The plight of elephants and rhinos -- threatened by poaching networks driven by insatiable demand for tusks and horn from Asian nations -- are set to dominate the Convention on International Trade in Endangered Species (CITES), which lasts until March 14.
Thailand, seen as a hub for traffickers of all endangered species, is facing particular pressure over its ivory market.
Activists say criminals exploit a legal trade in Asian elephant tusks to sell illicit stocks of African ivory and conservation groups WWF and TRAFFIC have called on the Thai government to respond by outlawing the entire ivory trade.
"After years of failing to end this unfettered trade, Thailand should grab the spotlight and shut down these markets that are fuelling poaching of elephants in Africa," said Carlos Drews, director of WWF's global species programme.
In opening remarks to the conference, Thai Prime Minister Yingluck Shinawatra said her country was working closely with foreign governments to curb the illicit trade and had tightened scrutiny of its ivory products.
"Elephants are very important for Thai culture. I must stress that no one cares more about the elephant than the Thai people," she said.
"Unfortunately, many have used Thailand as a transit country for the illegal international ivory trade," she added, stating her faith that "Thailand will be a strong ally" in the fight against the illicit business.
Since coming into force in 1975, CITES has placed some 35,000 species of animal and plants under its protection, controlling and monitoring their international trade.
The 178 countries who have signed up to the convention -- and must undertake measures to implement its decisions at home -- will also consider growing calls for the greater regulation of the shark fin trade.
Similar proposals to protect a number of shark species -- whose fins are prized in Asia -- have previously failed in the face of opposition from a group of Asian countries concerned about their fishing industries.
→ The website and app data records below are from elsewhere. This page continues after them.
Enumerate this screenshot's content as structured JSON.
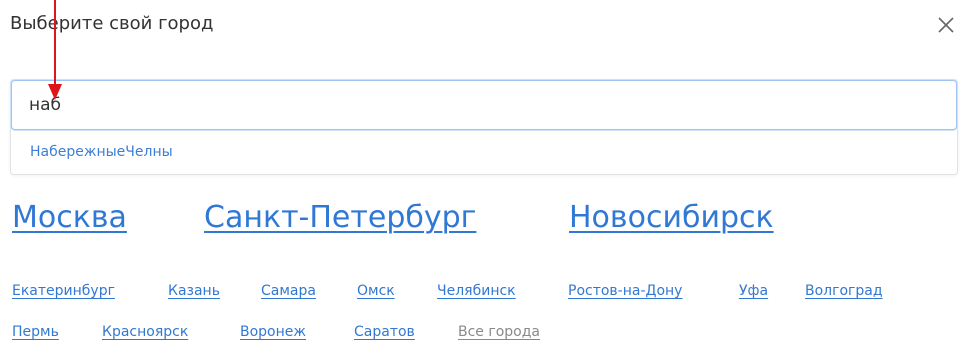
{
  "dialog": {
    "title": "Выберите свой город",
    "close_icon": "close-icon"
  },
  "search": {
    "value": "наб",
    "placeholder": "",
    "suggestions": [
      "НабережныеЧелны"
    ]
  },
  "major_cities": [
    "Москва",
    "Санкт-Петербург",
    "Новосибирск"
  ],
  "other_cities_row1": [
    "Екатеринбург",
    "Казань",
    "Самара",
    "Омск",
    "Челябинск",
    "Ростов-на-Дону",
    "Уфа",
    "Волгоград"
  ],
  "other_cities_row2": [
    "Пермь",
    "Красноярск",
    "Воронеж",
    "Саратов"
  ],
  "all_cities_link": "Все города",
  "colors": {
    "link": "#2f78d6",
    "annotation_arrow": "#e0151b",
    "focus_border": "#9ec4f3"
  }
}
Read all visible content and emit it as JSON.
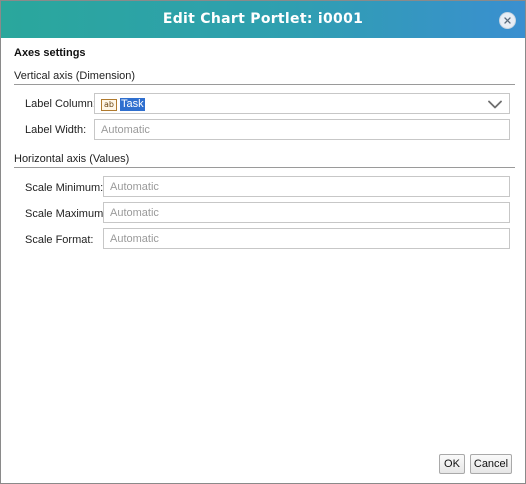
{
  "dialog": {
    "title": "Edit Chart Portlet: i0001",
    "close_icon": "close-icon"
  },
  "axes": {
    "section_title": "Axes settings",
    "vertical": {
      "header": "Vertical axis (Dimension)",
      "label_column": {
        "label": "Label Column:",
        "value": "Task",
        "type_icon": "ab",
        "dropdown_icon": "chevron-down-icon"
      },
      "label_width": {
        "label": "Label Width:",
        "placeholder": "Automatic"
      }
    },
    "horizontal": {
      "header": "Horizontal axis (Values)",
      "scale_minimum": {
        "label": "Scale Minimum:",
        "placeholder": "Automatic"
      },
      "scale_maximum": {
        "label": "Scale Maximum:",
        "placeholder": "Automatic"
      },
      "scale_format": {
        "label": "Scale Format:",
        "placeholder": "Automatic"
      }
    }
  },
  "buttons": {
    "ok": "OK",
    "cancel": "Cancel"
  }
}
Humans kill about 100 million sharks each year, mostly for their fins, according to the UN Food and Agriculture Organization, and conservationists are warning that dozens of species are under threat.
"We are now the predators. Humans have mounted an unrelenting assault on sharks, and their numbers are crashing throughout the world's oceans," Elizabeth Wilson, manager of global shark conservation at Pew Charitable Trusts.
CITES, which on Sunday celebrates 40 years since its inception in 1973, is also looking to strengthen protection for multiple plant species, including Madagascar ebony and rosewood, from a host of countries.